In a quaternionic Riemannian manifold there exists a canonical parallel $ 4 $- form that defines a number of operators in the ring $ \Lambda ( M) $ of differential forms on $ M $ that commute with the Laplace–Beltrami operator (exterior product operator, contraction operators). This enables one to construct an interesting theory of harmonic differential forms on quaternionic Riemannian manifolds [2] analogous to Hodge theory for Kähler manifolds, and to obtain estimates for the Betti numbers of the manifold $ M $( cf. Hodge structure; Betti number). Locally Euclidean spaces account for all the homogeneous special quaternionic Riemannian manifolds. As an example of a homogeneous quaternionic Riemannian manifold that is not special one may cite the quaternionic projective space and also other Wolf symmetric spaces which are in one-to-one correspondence with simple compact Lie groups without centre (cf. Symmetric space). These account for all compact homogeneous quaternionic Riemannian manifolds. A wide class of non-compact non-symmetric homogeneous quaternionic Riemannian manifolds can be constructed by means of modules over Clifford algebras (see [5]).

References

[1] S.-S. Chern, "On a generalization of Kähler geometry" R.H. Fox (ed.) D.C. Spencer (ed.) A.W. Tucker (ed.) , Algebraic geometry and topology (Symp. in honor of S. Lefschetz) , Princeton Univ. Press (1957) pp. 103–121 MR0087172 Zbl 0078.14103
[2] V.Y. Kraines, "Topology of quaternionic manifolds" Trans. Amer. Math. Soc. , 122 (1966) pp. 357–367 MR0192513 Zbl 0148.16101
[3] K. Yano, M. Ako, "An affine connection in an almost quaternionic manifold" J. Differential Geom. , 8 : 3 (1973) pp. 341–347 MR355892
[4] A.J. Sommese, "Quaternionic manifolds" Mat. Ann. , 212 (1975) pp. 191–214 MR0425827 Zbl 0299.53023
[5] D.V. Alekseevskii, "Classification of quaternionic spaces with a transitive solvable group of motions" Math. USSR Izv. , 9 : 2 (1975) pp. 297–339 Izv. Akad. Nauk SSSR Ser. Mat. , 39 : 2 (1975) pp. 315–362 MR402649 Zbl 0324.53038

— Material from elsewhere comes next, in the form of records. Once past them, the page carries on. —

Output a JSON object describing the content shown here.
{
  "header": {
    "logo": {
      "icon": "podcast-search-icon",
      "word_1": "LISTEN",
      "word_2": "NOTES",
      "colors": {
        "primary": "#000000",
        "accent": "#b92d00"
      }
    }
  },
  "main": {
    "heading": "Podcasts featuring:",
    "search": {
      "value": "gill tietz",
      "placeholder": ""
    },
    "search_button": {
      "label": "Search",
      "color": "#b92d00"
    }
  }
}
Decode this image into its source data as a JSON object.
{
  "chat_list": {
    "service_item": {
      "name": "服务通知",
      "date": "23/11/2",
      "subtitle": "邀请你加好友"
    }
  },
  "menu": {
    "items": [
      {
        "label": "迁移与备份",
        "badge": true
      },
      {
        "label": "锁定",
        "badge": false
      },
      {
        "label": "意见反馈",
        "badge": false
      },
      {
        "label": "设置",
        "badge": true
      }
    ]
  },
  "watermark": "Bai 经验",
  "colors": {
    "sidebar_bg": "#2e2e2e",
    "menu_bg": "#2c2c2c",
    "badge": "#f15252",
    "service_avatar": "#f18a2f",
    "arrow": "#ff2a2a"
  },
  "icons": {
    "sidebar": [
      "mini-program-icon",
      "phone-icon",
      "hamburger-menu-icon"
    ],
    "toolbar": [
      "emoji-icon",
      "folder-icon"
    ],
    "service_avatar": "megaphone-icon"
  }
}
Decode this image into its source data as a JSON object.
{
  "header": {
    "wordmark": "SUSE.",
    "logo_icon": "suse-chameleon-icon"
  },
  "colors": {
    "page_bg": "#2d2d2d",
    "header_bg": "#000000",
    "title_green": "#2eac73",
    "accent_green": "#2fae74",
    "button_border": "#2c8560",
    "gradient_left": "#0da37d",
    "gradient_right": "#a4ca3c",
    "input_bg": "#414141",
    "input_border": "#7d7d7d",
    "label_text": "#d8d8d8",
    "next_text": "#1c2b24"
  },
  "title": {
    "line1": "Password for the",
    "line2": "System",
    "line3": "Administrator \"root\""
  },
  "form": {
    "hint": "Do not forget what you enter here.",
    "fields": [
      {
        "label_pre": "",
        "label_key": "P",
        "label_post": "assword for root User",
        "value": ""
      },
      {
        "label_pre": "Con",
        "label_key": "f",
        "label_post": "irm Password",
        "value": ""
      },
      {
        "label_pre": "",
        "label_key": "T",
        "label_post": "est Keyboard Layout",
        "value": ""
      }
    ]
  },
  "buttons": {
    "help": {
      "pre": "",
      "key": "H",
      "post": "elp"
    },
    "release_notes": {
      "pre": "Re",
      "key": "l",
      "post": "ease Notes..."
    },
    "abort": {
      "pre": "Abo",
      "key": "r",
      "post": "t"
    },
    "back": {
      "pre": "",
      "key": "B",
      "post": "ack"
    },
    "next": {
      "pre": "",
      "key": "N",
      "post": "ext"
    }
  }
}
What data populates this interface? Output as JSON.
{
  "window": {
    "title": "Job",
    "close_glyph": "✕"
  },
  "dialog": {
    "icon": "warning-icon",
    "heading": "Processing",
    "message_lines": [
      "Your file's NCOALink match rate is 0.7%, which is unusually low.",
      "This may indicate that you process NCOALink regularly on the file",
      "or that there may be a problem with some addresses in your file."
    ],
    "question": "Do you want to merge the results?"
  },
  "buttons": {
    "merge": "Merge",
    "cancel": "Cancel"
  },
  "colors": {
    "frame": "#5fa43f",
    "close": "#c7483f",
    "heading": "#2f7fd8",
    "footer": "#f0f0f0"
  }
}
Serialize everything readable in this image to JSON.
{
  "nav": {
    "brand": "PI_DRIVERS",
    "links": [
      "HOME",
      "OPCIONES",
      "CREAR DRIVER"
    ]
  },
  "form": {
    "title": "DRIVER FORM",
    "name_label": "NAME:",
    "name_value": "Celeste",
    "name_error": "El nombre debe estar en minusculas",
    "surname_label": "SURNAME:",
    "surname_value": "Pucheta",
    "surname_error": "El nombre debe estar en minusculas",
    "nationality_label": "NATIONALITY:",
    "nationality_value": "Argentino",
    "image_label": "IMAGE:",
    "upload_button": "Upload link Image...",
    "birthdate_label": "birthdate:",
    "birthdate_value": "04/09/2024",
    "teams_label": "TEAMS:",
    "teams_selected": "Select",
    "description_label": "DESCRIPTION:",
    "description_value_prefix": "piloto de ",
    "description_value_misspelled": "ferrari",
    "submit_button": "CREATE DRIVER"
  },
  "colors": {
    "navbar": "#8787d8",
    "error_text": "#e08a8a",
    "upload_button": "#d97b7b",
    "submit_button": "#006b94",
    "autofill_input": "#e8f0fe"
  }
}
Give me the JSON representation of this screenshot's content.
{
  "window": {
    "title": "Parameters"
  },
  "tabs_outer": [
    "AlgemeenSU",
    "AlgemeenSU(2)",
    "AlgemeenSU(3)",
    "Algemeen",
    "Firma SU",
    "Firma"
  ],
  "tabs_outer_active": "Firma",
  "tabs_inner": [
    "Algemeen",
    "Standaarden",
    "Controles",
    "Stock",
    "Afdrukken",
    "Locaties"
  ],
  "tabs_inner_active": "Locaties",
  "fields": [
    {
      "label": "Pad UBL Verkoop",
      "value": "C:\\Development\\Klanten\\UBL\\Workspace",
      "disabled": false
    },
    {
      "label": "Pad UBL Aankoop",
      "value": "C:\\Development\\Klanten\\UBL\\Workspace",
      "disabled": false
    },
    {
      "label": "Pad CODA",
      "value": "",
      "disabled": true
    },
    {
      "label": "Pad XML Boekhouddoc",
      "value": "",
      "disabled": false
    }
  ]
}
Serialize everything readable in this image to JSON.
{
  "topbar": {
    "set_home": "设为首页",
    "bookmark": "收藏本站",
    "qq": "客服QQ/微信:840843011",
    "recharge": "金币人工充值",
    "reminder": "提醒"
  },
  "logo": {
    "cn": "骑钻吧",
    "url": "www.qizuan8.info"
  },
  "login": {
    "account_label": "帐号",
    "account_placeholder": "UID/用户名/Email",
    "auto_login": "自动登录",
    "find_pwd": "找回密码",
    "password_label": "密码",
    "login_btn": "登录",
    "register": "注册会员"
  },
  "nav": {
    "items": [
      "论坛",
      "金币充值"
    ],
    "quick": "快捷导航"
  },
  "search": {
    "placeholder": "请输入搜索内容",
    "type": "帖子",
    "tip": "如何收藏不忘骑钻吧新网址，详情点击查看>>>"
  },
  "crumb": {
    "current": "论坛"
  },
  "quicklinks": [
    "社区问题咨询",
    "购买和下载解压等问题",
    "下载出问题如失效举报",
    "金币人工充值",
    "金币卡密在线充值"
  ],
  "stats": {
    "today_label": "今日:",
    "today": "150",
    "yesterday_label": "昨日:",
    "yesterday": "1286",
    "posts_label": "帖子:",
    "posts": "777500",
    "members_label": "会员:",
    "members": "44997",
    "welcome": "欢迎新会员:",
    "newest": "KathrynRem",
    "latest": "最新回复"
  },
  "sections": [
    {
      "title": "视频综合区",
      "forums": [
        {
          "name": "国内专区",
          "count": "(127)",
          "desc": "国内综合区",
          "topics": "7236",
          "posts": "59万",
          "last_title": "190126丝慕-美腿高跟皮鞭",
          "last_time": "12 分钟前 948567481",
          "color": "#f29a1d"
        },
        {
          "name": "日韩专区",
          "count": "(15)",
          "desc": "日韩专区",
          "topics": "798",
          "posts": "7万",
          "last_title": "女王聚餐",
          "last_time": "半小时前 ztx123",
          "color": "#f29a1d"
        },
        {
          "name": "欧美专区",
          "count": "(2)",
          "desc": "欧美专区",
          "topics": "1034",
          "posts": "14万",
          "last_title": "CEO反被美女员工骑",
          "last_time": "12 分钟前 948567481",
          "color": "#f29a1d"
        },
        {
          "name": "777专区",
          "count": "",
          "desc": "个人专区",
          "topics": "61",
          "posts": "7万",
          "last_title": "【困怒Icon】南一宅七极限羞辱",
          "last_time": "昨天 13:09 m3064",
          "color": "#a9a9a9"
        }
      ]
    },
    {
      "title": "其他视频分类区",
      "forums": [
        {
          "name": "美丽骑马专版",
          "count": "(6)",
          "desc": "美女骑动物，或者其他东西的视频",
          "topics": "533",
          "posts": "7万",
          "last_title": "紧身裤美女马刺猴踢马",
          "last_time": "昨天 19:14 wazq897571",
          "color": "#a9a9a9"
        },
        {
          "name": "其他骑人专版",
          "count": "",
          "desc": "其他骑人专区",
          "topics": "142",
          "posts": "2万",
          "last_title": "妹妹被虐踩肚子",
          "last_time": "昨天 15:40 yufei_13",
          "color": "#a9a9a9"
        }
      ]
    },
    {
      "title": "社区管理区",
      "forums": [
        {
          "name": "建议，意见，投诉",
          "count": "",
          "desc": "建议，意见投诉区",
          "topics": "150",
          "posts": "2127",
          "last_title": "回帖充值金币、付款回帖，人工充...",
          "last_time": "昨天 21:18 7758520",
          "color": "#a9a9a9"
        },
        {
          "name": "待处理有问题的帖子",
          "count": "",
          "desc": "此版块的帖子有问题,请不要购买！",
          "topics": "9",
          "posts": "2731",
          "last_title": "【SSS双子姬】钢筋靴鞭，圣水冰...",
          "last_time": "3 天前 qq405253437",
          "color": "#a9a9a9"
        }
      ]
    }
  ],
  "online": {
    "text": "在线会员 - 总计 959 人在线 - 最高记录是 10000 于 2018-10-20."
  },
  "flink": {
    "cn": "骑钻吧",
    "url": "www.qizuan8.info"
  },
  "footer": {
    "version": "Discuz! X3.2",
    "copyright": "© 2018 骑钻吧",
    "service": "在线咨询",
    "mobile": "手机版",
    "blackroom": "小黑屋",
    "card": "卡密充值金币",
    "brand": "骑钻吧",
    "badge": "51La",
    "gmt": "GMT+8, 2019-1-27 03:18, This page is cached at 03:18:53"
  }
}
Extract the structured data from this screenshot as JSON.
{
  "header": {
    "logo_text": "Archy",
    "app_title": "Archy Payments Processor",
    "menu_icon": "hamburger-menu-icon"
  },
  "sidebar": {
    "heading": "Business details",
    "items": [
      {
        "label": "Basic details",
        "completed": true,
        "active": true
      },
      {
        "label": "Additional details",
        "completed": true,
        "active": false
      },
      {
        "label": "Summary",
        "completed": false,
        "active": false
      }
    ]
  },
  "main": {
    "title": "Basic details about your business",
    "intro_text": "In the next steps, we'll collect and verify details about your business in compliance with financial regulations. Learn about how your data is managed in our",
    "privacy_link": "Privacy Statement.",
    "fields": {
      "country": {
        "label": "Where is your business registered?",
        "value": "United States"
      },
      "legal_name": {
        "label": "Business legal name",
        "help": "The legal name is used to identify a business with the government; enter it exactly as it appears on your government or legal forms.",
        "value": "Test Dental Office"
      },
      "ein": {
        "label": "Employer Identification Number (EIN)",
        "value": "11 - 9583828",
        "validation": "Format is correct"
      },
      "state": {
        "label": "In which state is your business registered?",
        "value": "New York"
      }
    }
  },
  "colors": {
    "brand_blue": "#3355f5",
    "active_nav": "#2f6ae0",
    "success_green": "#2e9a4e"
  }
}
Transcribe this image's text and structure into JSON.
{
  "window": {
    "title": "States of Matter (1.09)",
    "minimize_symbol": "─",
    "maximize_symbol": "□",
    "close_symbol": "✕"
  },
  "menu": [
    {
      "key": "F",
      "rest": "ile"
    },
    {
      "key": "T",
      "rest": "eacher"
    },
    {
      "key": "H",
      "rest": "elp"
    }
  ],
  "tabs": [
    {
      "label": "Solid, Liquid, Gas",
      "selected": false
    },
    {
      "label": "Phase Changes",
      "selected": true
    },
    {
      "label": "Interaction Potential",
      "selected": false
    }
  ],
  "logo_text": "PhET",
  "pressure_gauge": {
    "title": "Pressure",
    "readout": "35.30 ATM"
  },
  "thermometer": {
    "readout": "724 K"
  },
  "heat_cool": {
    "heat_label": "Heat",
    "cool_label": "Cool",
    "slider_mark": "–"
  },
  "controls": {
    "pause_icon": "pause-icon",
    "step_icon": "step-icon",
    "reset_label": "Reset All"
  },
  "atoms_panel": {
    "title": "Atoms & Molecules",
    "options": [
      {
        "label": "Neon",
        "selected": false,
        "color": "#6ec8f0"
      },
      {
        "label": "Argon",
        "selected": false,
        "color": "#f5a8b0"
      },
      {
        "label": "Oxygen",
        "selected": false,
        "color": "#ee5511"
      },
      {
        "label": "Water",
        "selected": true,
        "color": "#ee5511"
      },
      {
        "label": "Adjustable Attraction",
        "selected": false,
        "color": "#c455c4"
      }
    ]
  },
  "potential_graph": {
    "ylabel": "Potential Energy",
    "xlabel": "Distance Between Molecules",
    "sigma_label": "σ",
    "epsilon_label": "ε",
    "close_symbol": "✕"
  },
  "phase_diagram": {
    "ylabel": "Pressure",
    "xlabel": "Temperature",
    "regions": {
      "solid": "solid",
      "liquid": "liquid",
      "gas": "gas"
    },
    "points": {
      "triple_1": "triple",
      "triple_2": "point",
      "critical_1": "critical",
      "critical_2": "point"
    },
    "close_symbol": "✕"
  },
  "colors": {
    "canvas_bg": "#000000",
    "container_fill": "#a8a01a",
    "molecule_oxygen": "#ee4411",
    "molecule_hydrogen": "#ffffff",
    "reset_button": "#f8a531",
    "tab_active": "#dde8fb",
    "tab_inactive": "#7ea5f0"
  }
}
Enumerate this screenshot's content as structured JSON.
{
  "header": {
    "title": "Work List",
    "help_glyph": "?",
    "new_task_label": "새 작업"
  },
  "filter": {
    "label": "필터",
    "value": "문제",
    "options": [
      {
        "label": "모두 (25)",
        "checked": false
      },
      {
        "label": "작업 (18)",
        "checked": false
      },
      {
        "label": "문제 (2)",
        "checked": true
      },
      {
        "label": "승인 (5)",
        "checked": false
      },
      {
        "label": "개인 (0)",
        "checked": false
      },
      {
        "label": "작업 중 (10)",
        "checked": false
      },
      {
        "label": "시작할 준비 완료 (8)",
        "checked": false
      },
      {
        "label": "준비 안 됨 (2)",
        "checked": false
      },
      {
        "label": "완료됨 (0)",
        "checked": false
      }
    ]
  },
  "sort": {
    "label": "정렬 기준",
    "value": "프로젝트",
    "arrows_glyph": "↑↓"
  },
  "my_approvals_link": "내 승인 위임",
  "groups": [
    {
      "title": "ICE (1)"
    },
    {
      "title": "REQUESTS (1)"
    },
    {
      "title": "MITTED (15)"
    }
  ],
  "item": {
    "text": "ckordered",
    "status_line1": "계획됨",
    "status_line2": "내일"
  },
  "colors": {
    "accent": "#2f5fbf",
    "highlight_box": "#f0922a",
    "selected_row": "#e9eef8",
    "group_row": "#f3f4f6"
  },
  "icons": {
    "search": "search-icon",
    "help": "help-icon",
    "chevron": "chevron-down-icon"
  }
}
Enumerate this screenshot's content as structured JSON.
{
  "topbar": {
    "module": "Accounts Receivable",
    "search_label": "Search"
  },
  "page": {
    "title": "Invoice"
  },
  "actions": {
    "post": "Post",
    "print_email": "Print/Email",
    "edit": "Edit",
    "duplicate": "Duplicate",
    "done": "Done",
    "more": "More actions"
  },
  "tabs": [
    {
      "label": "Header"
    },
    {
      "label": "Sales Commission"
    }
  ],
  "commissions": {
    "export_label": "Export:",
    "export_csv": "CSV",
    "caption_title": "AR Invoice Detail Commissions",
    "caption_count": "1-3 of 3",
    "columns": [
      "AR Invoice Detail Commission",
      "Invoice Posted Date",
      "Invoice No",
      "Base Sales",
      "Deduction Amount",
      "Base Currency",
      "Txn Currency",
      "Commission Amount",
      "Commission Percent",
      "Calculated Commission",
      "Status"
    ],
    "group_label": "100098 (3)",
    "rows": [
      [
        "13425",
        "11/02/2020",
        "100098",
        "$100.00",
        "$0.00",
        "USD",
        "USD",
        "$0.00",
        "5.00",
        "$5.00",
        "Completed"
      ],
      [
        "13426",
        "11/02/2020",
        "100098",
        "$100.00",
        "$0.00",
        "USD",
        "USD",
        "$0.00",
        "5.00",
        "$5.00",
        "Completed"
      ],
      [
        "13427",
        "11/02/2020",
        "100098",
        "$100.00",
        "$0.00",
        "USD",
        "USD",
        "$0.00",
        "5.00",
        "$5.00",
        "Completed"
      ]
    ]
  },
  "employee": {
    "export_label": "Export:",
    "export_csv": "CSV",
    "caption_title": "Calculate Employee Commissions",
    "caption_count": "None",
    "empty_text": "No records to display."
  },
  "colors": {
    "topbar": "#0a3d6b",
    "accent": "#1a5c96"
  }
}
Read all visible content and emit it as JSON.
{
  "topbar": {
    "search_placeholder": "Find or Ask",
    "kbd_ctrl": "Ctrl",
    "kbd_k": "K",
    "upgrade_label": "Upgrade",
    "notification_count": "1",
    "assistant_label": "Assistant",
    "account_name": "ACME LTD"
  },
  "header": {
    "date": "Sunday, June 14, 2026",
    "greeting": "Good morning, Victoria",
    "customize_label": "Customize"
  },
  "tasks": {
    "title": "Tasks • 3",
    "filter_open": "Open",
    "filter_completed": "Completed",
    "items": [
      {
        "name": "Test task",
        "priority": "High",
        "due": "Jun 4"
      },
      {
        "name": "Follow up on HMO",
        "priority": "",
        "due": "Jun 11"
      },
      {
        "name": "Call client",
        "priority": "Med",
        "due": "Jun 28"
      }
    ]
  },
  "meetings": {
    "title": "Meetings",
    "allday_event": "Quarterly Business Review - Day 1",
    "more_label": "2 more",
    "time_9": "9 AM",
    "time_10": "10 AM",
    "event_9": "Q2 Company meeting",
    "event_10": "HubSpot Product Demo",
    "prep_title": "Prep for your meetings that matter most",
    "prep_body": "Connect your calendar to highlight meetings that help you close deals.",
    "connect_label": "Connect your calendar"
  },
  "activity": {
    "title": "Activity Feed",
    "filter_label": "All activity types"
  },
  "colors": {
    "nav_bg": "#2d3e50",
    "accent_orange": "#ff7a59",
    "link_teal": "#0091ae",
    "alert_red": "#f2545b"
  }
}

[6] J.A. Wolf, "Complex homogeneous contact manifolds and quaternionic symmetric spaces" J. Math. Mech. , 14 : 6 (1965) pp. 1033–1047 MR0185554 Zbl 0141.38202
[7] D.V. Aleksevskii, "Lie groups and homogeneous spaces" J. Soviet Math. , 4 : 5 (1975) pp. 483–539 Itogi Nauk. i Tekhn. Algebra. Topol. Geom. , 11 (1974) pp. 37–123
How to Cite This Entry:
Quaternionic structure. Encyclopedia of Mathematics. URL: http://encyclopediaofmath.org/index.php?title=Quaternionic_structure&oldid=48398
This article was adapted from an original article by D.V. Alekseevskii (originator), which appeared in Encyclopedia of Mathematics - ISBN 1402006098. See original article